- WORK INSTRUCTIONS:
Restate every line of the data word for word, except for the images.

============

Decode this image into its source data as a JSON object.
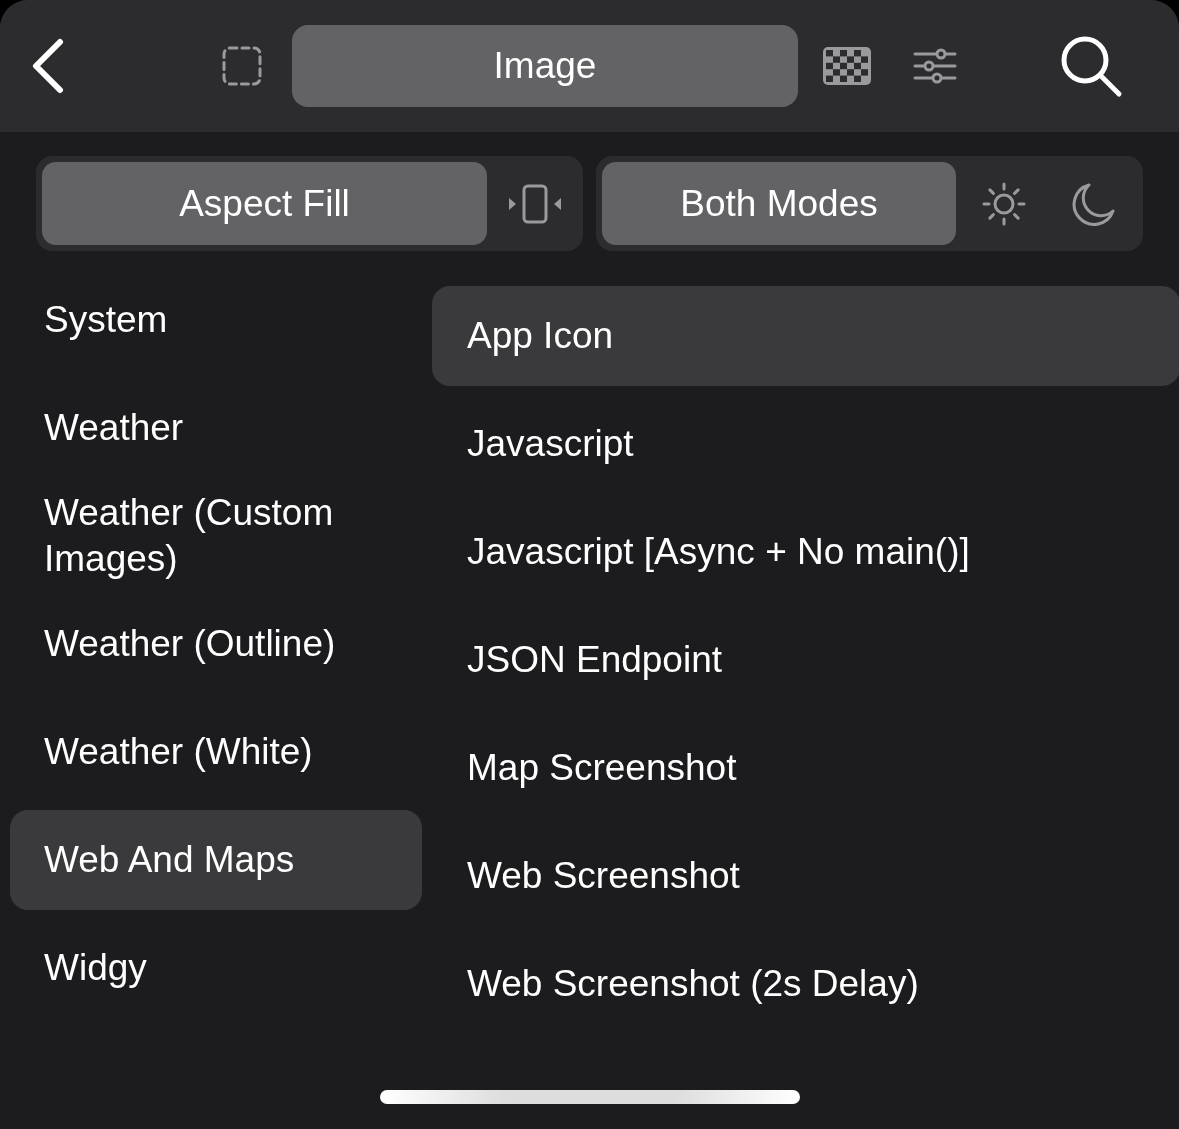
{
  "top_bar": {
    "title": "Image"
  },
  "segments": [
    {
      "label": "Aspect Fill",
      "selected": true
    },
    {
      "label": "Both Modes",
      "selected": true
    }
  ],
  "categories": [
    {
      "label": "System",
      "selected": false
    },
    {
      "label": "Weather",
      "selected": false
    },
    {
      "label": "Weather (Custom Images)",
      "selected": false
    },
    {
      "label": "Weather (Outline)",
      "selected": false
    },
    {
      "label": "Weather (White)",
      "selected": false
    },
    {
      "label": "Web And Maps",
      "selected": true
    },
    {
      "label": "Widgy",
      "selected": false
    }
  ],
  "templates": [
    {
      "label": "App Icon",
      "selected": true
    },
    {
      "label": "Javascript",
      "selected": false
    },
    {
      "label": "Javascript [Async + No main()]",
      "selected": false
    },
    {
      "label": "JSON Endpoint",
      "selected": false
    },
    {
      "label": "Map Screenshot",
      "selected": false
    },
    {
      "label": "Web Screenshot",
      "selected": false
    },
    {
      "label": "Web Screenshot (2s Delay)",
      "selected": false
    }
  ]
}
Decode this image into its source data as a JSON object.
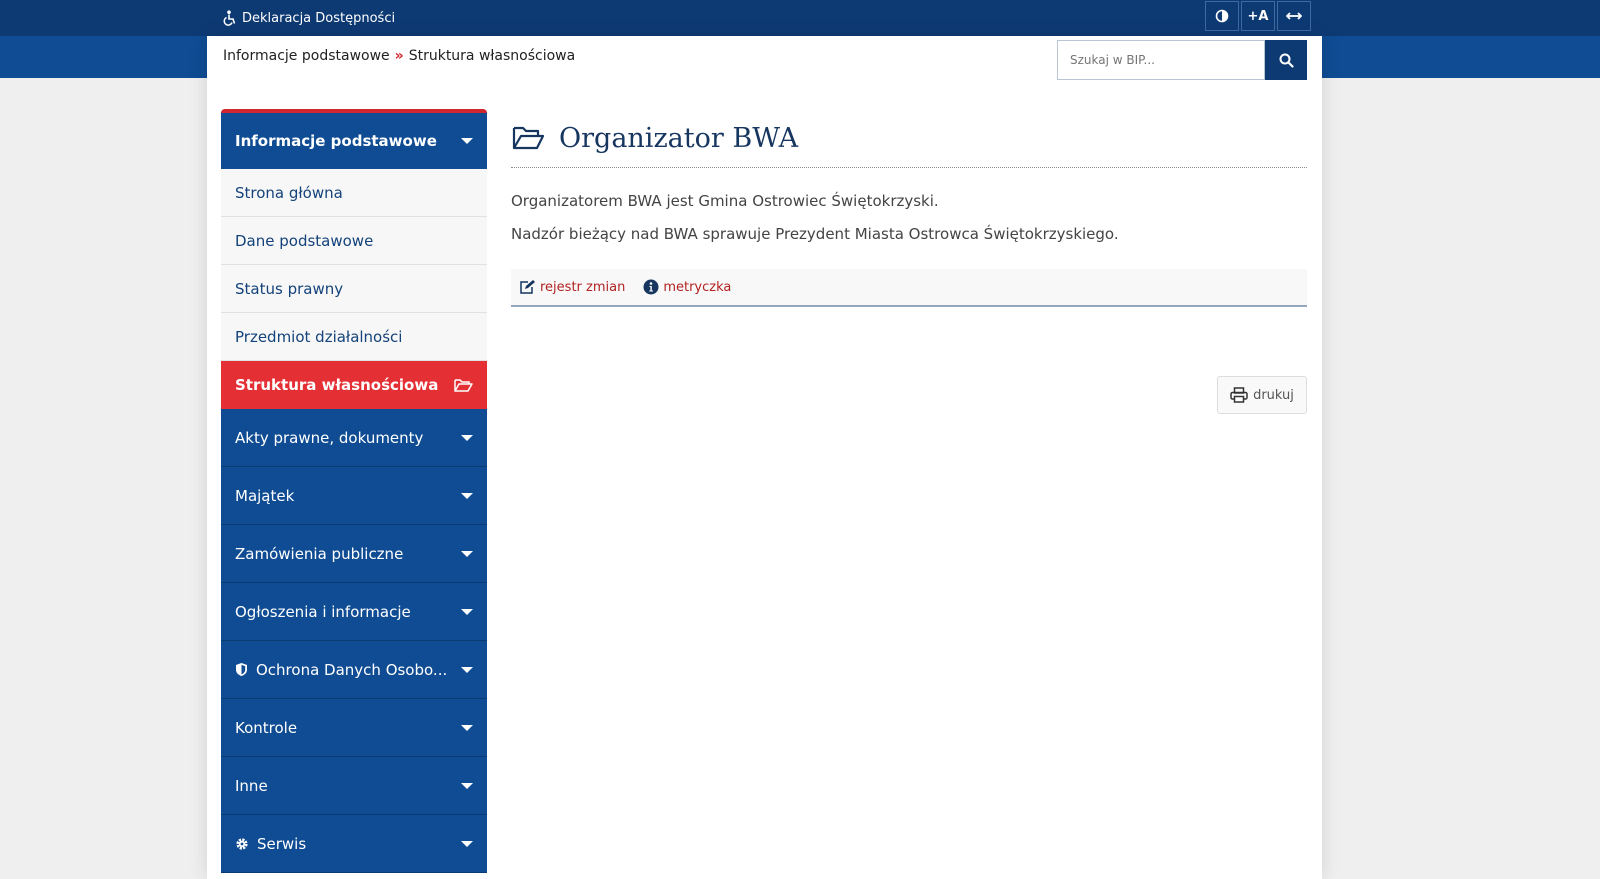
{
  "top_bar": {
    "accessibility_link": "Deklaracja Dostępności",
    "tools": {
      "text_size": "+A"
    }
  },
  "breadcrumb": {
    "items": [
      "Informacje podstawowe",
      "Struktura własnościowa"
    ],
    "separator": "»"
  },
  "search": {
    "placeholder": "Szukaj w BIP..."
  },
  "sidebar": {
    "header": "Informacje podstawowe",
    "sub_items": [
      "Strona główna",
      "Dane podstawowe",
      "Status prawny",
      "Przedmiot działalności"
    ],
    "active_item": "Struktura własnościowa",
    "nav_items": [
      {
        "label": "Akty prawne, dokumenty",
        "icon": ""
      },
      {
        "label": "Majątek",
        "icon": ""
      },
      {
        "label": "Zamówienia publiczne",
        "icon": ""
      },
      {
        "label": "Ogłoszenia i informacje",
        "icon": ""
      },
      {
        "label": "Ochrona Danych Osobo...",
        "icon": "shield-icon"
      },
      {
        "label": "Kontrole",
        "icon": ""
      },
      {
        "label": "Inne",
        "icon": ""
      },
      {
        "label": "Serwis",
        "icon": "gear-icon"
      }
    ]
  },
  "main": {
    "title": "Organizator BWA",
    "paragraphs": [
      "Organizatorem BWA jest Gmina Ostrowiec Świętokrzyski.",
      "Nadzór bieżący nad BWA sprawuje Prezydent Miasta Ostrowca Świętokrzyskiego."
    ],
    "meta_links": {
      "changes": "rejestr zmian",
      "metadata": "metryczka"
    },
    "print_label": "drukuj"
  },
  "colors": {
    "brand_blue": "#0f4c93",
    "dark_blue": "#0e3a74",
    "accent_red": "#e42f35",
    "link_red": "#b22222"
  }
}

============

- RESPONSE TO THE TASK:
Decode this image into its source data as a JSON object.
{
  "top_bar": {
    "title": "Image"
  },
  "segments": [
    {
      "label": "Aspect Fill",
      "selected": true
    },
    {
      "label": "Both Modes",
      "selected": true
    }
  ],
  "categories": [
    {
      "label": "System",
      "selected": false
    },
    {
      "label": "Weather",
      "selected": false
    },
    {
      "label": "Weather (Custom Images)",
      "selected": false
    },
    {
      "label": "Weather (Outline)",
      "selected": false
    },
    {
      "label": "Weather (White)",
      "selected": false
    },
    {
      "label": "Web And Maps",
      "selected": true
    },
    {
      "label": "Widgy",
      "selected": false
    }
  ],
  "templates": [
    {
      "label": "App Icon",
      "selected": true
    },
    {
      "label": "Javascript",
      "selected": false
    },
    {
      "label": "Javascript [Async + No main()]",
      "selected": false
    },
    {
      "label": "JSON Endpoint",
      "selected": false
    },
    {
      "label": "Map Screenshot",
      "selected": false
    },
    {
      "label": "Web Screenshot",
      "selected": false
    },
    {
      "label": "Web Screenshot (2s Delay)",
      "selected": false
    }
  ]
}
Decode this image into its source data as a JSON object.
{
  "top_bar": {
    "accessibility_link": "Deklaracja Dostępności",
    "tools": {
      "text_size": "+A"
    }
  },
  "breadcrumb": {
    "items": [
      "Informacje podstawowe",
      "Struktura własnościowa"
    ],
    "separator": "»"
  },
  "search": {
    "placeholder": "Szukaj w BIP..."
  },
  "sidebar": {
    "header": "Informacje podstawowe",
    "sub_items": [
      "Strona główna",
      "Dane podstawowe",
      "Status prawny",
      "Przedmiot działalności"
    ],
    "active_item": "Struktura własnościowa",
    "nav_items": [
      {
        "label": "Akty prawne, dokumenty",
        "icon": ""
      },
      {
        "label": "Majątek",
        "icon": ""
      },
      {
        "label": "Zamówienia publiczne",
        "icon": ""
      },
      {
        "label": "Ogłoszenia i informacje",
        "icon": ""
      },
      {
        "label": "Ochrona Danych Osobo...",
        "icon": "shield-icon"
      },
      {
        "label": "Kontrole",
        "icon": ""
      },
      {
        "label": "Inne",
        "icon": ""
      },
      {
        "label": "Serwis",
        "icon": "gear-icon"
      }
    ]
  },
  "main": {
    "title": "Organizator BWA",
    "paragraphs": [
      "Organizatorem BWA jest Gmina Ostrowiec Świętokrzyski.",
      "Nadzór bieżący nad BWA sprawuje Prezydent Miasta Ostrowca Świętokrzyskiego."
    ],
    "meta_links": {
      "changes": "rejestr zmian",
      "metadata": "metryczka"
    },
    "print_label": "drukuj"
  },
  "colors": {
    "brand_blue": "#0f4c93",
    "dark_blue": "#0e3a74",
    "accent_red": "#e42f35",
    "link_red": "#b22222"
  }
}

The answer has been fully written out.